Belgium Calls Tuesday’s Attack a Terrorist Act
A man who murdered three people Tuesday in the Belgium city of Liege engaged in an act of terrorism, prosecutors said Wednesday.
Benjamin Herman repeatedly stabbed two female officers with a knife from behind before seizing their handguns and shooting them as they laid on the ground. Herman also shot to death a man who was a passenger in a passing car. Police fatally shot Herman after taking at least one woman hostage at a nearby school.
Investigators said Herman's methods were encouraged in online videos produced by the Islamic State militant group.
Prosecutors said Herman yelled "Allahu akbar," an Arabic expression for "God is great" several times during the killing spree.
Belgium has been on high alert since January 2015, when authorities neutralized a terror cell in a town near Liege that was plotting an attack on police. The cell was linked to the mastermind of the November 2015 IS attacks on Paris that killed 130 people.
In March 2016, IS suicide attackers targeted a Brussels airport and subway station, killing 32 people.
报告中有关伊朗的部分说，伊朗的什叶派穆斯林政权继续以“主罪（enmity against God）”将人处决，包括去年12月在厄尔布尔士省处决4名囚犯以及去年9月在克尔曼省处决4名男子。
US “Horrified” by Reports of Iran Persecuting Religious Minorities
The Trump administration says it is horrified by reports of Iranian government persecution of religious minorities in the Islamist-ruled nation.
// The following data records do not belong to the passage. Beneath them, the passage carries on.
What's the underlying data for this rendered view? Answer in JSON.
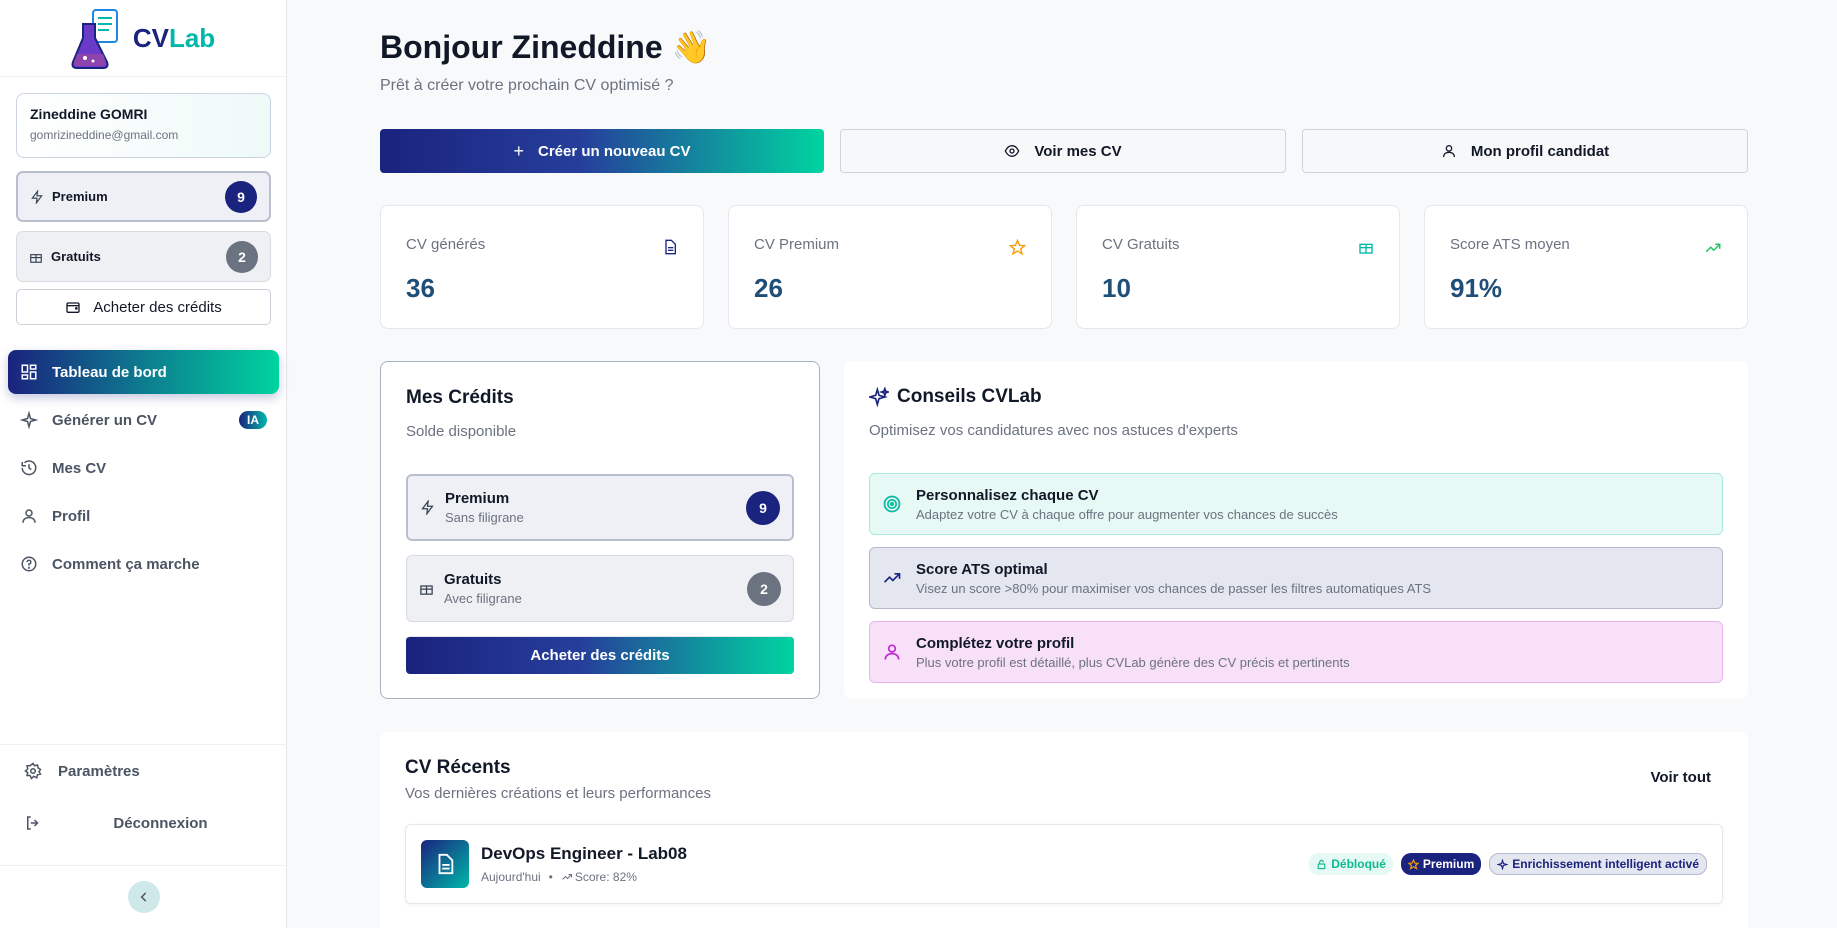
{
  "app": {
    "logo_text_cv": "CV",
    "logo_text_lab": "Lab"
  },
  "user": {
    "name": "Zineddine GOMRI",
    "email": "gomrizineddine@gmail.com"
  },
  "sidebar_credits": {
    "premium_label": "Premium",
    "premium_count": "9",
    "free_label": "Gratuits",
    "free_count": "2",
    "buy_label": "Acheter des crédits"
  },
  "nav": {
    "dashboard": "Tableau de bord",
    "generate": "Générer un CV",
    "generate_badge": "IA",
    "my_cv": "Mes CV",
    "profile": "Profil",
    "how": "Comment ça marche"
  },
  "footer": {
    "settings": "Paramètres",
    "logout": "Déconnexion"
  },
  "header": {
    "greeting": "Bonjour Zineddine 👋",
    "subtitle": "Prêt à créer votre prochain CV optimisé ?"
  },
  "actions": {
    "create": "Créer un nouveau CV",
    "view": "Voir mes CV",
    "profile": "Mon profil candidat"
  },
  "stats": [
    {
      "label": "CV générés",
      "value": "36"
    },
    {
      "label": "CV Premium",
      "value": "26"
    },
    {
      "label": "CV Gratuits",
      "value": "10"
    },
    {
      "label": "Score ATS moyen",
      "value": "91%"
    }
  ],
  "credits_card": {
    "title": "Mes Crédits",
    "subtitle": "Solde disponible",
    "premium_title": "Premium",
    "premium_sub": "Sans filigrane",
    "premium_count": "9",
    "free_title": "Gratuits",
    "free_sub": "Avec filigrane",
    "free_count": "2",
    "buy": "Acheter des crédits"
  },
  "tips": {
    "title": "Conseils CVLab",
    "subtitle": "Optimisez vos candidatures avec nos astuces d'experts",
    "items": [
      {
        "title": "Personnalisez chaque CV",
        "text": "Adaptez votre CV à chaque offre pour augmenter vos chances de succès"
      },
      {
        "title": "Score ATS optimal",
        "text": "Visez un score >80% pour maximiser vos chances de passer les filtres automatiques ATS"
      },
      {
        "title": "Complétez votre profil",
        "text": "Plus votre profil est détaillé, plus CVLab génère des CV précis et pertinents"
      }
    ]
  },
  "recent": {
    "title": "CV Récents",
    "subtitle": "Vos dernières créations et leurs performances",
    "see_all": "Voir tout",
    "items": [
      {
        "title": "DevOps Engineer - Lab08",
        "date": "Aujourd'hui",
        "score": "Score: 82%",
        "badge_unlock": "Débloqué",
        "badge_premium": "Premium",
        "badge_enrich": "Enrichissement intelligent activé"
      }
    ]
  },
  "colors": {
    "navy": "#1a237e",
    "teal": "#00d4a0",
    "stat_value": "#1f4e79"
  }
}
Speaking Tuesday at the U.S. State Department, U.S. Ambassador-at-Large for International Religious Freedom Sam Brownback said the “horrific” reports relate to what he called Iran’s persecution of people who are not part of its Shiite majority and who do not practice religion as the government directs.
He made the comments as he presented the State Department’s 2017 International Religious Freedom Report.
The annual report’s section on Iran said its Islamist rulers continued to execute people on charges of “moharebeh” or “enmity against God,” including four prisoners in Alborz province in December and four men in Kerman province in September.
The U.S. report said Tehran also continued to harass, interrogate and arrest Baha’is, Christians, Sunni Muslims and other religious minorities and to use anti-Semitic and anti-Baha’i rhetoric in official statements.
The report said members of religious minorities – especially Baha’is – continued to face societal discrimination and harassment, with employers experiencing social pressures not to hire Baha’is or to dismiss them from their jobs.